By Rod Whitfield
During a casual discussion about the Star Wars movies over dinner, two Spanish film makers, Toni Bestard and Marcos Cabotá, decided to track down the man who was the physical embodiment of the original films’ main villain Darth Vader and make a documentary about him. He had been treated rather shabbily by writer and director George Lucas. Some of the others involved in the original trilogy from the late 70s and early 80s, as well as Bestard and Cabotá, decided that it was a story worth telling. Bestard joined us recently from his home in Spain to tell us about the inspiration behind making, I Am Your Father.
“Three years ago, Marcos and me, the other director, we met at a dinner and we started talking about Star Wars,” he begins the story, “because we are Star Wars fans. During this conversation, we started talking about David Prowse. We knew who he was and we wondered what he was doing now. We knew something about his story, but after this conversation, the next day, we started to investigate.
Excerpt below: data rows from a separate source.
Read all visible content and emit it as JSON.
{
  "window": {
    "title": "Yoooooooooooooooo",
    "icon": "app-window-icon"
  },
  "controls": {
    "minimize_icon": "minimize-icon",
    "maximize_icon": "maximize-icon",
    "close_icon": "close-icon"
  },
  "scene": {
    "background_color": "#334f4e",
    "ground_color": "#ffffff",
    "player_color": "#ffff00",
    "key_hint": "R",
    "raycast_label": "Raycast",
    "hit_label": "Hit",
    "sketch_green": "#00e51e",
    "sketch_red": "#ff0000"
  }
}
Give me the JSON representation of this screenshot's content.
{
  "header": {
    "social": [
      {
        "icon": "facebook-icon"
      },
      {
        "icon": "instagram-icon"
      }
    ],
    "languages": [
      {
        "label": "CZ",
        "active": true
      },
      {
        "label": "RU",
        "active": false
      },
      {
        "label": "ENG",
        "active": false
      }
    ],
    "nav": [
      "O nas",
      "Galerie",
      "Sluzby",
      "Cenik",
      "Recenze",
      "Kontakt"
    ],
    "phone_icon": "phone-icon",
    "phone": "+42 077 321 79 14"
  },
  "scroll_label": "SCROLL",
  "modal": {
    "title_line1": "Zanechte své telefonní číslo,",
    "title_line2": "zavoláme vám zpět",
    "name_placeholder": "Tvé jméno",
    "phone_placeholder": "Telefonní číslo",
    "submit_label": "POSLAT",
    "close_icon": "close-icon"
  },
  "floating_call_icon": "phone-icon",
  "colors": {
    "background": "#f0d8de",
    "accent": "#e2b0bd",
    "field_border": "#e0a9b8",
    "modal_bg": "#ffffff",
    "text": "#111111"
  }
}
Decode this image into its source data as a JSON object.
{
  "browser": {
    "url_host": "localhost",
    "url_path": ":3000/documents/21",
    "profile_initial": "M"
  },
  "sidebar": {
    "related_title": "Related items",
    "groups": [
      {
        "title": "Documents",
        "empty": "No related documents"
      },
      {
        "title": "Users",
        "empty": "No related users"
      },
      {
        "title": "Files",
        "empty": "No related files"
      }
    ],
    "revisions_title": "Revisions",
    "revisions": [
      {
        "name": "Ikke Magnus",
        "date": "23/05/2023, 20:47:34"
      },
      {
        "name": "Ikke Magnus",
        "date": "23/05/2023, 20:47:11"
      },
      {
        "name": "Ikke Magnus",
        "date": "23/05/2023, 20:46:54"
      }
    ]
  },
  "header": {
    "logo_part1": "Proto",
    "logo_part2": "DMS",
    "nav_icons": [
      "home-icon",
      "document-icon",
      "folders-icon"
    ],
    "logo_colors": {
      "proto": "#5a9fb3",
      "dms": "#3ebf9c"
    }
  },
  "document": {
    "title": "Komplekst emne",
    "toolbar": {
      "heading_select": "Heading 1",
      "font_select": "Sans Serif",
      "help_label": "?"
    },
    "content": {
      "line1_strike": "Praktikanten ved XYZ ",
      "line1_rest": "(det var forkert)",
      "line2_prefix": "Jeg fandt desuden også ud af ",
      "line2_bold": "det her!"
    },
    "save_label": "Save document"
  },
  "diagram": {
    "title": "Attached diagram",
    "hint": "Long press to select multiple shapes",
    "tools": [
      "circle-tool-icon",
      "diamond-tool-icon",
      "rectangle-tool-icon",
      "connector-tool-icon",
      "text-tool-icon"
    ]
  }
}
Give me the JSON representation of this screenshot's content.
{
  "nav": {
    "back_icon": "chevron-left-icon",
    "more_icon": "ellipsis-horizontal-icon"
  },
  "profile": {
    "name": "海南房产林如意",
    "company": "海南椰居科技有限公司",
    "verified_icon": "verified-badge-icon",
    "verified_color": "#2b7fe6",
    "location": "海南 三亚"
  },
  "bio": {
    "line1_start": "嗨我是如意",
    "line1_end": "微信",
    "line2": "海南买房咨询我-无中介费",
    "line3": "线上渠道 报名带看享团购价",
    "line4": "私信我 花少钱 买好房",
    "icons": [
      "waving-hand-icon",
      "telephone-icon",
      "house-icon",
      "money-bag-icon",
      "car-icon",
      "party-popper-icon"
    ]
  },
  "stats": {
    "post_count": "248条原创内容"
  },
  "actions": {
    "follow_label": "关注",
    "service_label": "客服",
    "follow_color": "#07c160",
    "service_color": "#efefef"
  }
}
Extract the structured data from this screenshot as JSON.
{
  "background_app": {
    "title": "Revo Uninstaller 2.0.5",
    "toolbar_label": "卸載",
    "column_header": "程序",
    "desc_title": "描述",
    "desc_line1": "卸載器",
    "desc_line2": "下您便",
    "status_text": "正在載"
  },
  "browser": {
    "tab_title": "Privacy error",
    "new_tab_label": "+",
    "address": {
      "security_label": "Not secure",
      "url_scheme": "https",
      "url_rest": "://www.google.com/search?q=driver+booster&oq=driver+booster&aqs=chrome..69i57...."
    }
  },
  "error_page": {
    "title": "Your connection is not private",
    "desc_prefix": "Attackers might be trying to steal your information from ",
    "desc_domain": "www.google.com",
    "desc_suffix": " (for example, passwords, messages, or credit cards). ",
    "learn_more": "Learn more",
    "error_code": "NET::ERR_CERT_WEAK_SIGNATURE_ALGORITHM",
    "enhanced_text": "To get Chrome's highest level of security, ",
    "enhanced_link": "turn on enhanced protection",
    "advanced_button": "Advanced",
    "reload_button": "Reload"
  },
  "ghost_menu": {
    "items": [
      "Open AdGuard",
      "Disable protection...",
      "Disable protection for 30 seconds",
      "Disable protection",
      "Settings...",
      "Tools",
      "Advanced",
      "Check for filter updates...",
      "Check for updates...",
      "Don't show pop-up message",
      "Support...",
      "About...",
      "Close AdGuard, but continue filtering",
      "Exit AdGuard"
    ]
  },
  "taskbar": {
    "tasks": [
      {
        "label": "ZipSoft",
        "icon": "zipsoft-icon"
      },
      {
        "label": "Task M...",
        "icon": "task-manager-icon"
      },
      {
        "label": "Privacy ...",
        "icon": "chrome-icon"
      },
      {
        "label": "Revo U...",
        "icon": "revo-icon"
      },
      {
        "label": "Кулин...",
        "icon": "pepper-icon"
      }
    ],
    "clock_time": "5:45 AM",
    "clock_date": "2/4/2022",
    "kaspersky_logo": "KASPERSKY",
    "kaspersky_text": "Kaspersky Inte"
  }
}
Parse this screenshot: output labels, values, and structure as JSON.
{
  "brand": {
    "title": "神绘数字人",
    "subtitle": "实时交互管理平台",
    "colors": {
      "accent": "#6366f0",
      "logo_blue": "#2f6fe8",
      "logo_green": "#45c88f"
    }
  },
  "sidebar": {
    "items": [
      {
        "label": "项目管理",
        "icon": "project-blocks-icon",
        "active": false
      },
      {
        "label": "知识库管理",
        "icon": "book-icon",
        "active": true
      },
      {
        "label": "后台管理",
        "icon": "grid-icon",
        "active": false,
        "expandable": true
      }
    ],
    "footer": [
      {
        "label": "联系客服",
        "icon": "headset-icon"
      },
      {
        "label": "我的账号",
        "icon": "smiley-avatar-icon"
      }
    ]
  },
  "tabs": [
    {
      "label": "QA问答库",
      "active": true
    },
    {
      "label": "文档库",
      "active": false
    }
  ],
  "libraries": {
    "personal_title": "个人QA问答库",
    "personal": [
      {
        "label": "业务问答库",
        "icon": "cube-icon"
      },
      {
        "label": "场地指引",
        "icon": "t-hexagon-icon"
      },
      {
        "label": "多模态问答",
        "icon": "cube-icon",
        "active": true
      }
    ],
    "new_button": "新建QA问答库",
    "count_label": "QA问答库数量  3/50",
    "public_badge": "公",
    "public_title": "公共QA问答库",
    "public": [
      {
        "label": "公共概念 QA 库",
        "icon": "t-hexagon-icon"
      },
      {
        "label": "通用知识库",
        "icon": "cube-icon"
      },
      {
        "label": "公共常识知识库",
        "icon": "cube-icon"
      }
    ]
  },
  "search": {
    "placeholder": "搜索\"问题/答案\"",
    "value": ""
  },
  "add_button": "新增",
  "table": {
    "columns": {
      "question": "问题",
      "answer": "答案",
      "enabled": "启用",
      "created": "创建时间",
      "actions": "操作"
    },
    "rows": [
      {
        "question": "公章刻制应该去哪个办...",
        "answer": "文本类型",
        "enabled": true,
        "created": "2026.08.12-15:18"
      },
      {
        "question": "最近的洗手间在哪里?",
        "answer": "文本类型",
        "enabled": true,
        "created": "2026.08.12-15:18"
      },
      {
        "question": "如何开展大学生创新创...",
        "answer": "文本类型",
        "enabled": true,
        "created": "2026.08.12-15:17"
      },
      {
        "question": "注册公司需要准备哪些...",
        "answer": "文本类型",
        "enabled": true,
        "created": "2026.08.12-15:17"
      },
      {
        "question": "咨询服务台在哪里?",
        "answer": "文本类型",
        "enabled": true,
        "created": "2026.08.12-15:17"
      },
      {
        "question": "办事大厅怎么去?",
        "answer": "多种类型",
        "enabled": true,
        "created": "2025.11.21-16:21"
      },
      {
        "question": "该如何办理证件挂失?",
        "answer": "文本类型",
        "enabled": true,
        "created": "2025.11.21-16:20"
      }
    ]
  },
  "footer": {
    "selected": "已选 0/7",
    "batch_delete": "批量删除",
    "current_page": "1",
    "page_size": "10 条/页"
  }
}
“We wondered if anyone had made a film about him, we guessed that maybe someone in the UK had made a documentary or film, but nobody had! So two weeks after the first conversation between Marcos and me, we went to London. We went to David’s home, and we asked if we could make a documentary about his life, and he said ‘Okay, yes, why not!’
“So finally, three years later, we can show the story to the people.”
At the time of the making of the original films, there was some controversy and a lot of ‘he said, she said’ bickerings about some of the plotlines of the trilogy being leaked to the press. Prowse took a lot of the blame for the leaks, even though there was much doubt around whether he was the source, and he has remained quite a shunned figure in the eyes of some of the people involved in the making of the original movies. Prowse’s face was also famously not used in the final scenes of the third movie of the trilogy, Return of the Jedi, when Vader’s helmet was finally removed, which was a source of consternation for Prowse.
However, Bestard maintains that Prowse is not bitter about the way things went, back then and ever since.
“He is more disappointed with Lucasfilm,” he says, “the words ‘angry’ or ‘bitter’ are not the real words I would use to describe him. He had a great experience at the beginning, but then it became really uncomfortable, and it was not a good time for him. Everybody from Lucasfilm, when they were shooting the third movie, thought that he had talked to the press and gave a big spoiler of the film.
“But all these years, he has always said ‘I never said anything to the press’, but nobody believes him. We even found the original journalist who did the interview, and he confessed to us that David Prowse never said anything.”
One of the highlights of the documentary, and something that gives a positive shine to what was quite an awkward situation, was that the film makers decided to re-shoot that famous scene, but this time with Prowse’s face used as the face of Darth Vader, rather than with the English actor Sebastian Shaw as in the original film. Prowse seems genuinely thrilled at the end of the documentary by the result of that re-shoot.
“For us it was really important to finish the film, to give back the glory that David didn’t have in the past, and re-shoot that scene,” Bestard says, “we asked David, he was not really sure about it, he thought Lucasfilm might get angry. But we said to him ‘Don’t worry David, we will never show this to an audience’, because it’s really complicated, with copyright, we don’t want to have problems with Lucasfilm. We are small Spanish film makers and Lucasfilm is a big industry. We can’t win that battle!
“So we decided to re-shoot the scene but not show it in the documentary, just show it to him and a few others.”
Do you think the scene will ever be seen beyond that close circle of people? “I don’t know, maybe!” He laughs, “it’s out of my hands. Maybe one day.”
I Am Your Father is available on DVD on 6 April 2016 via Shock Entertainment.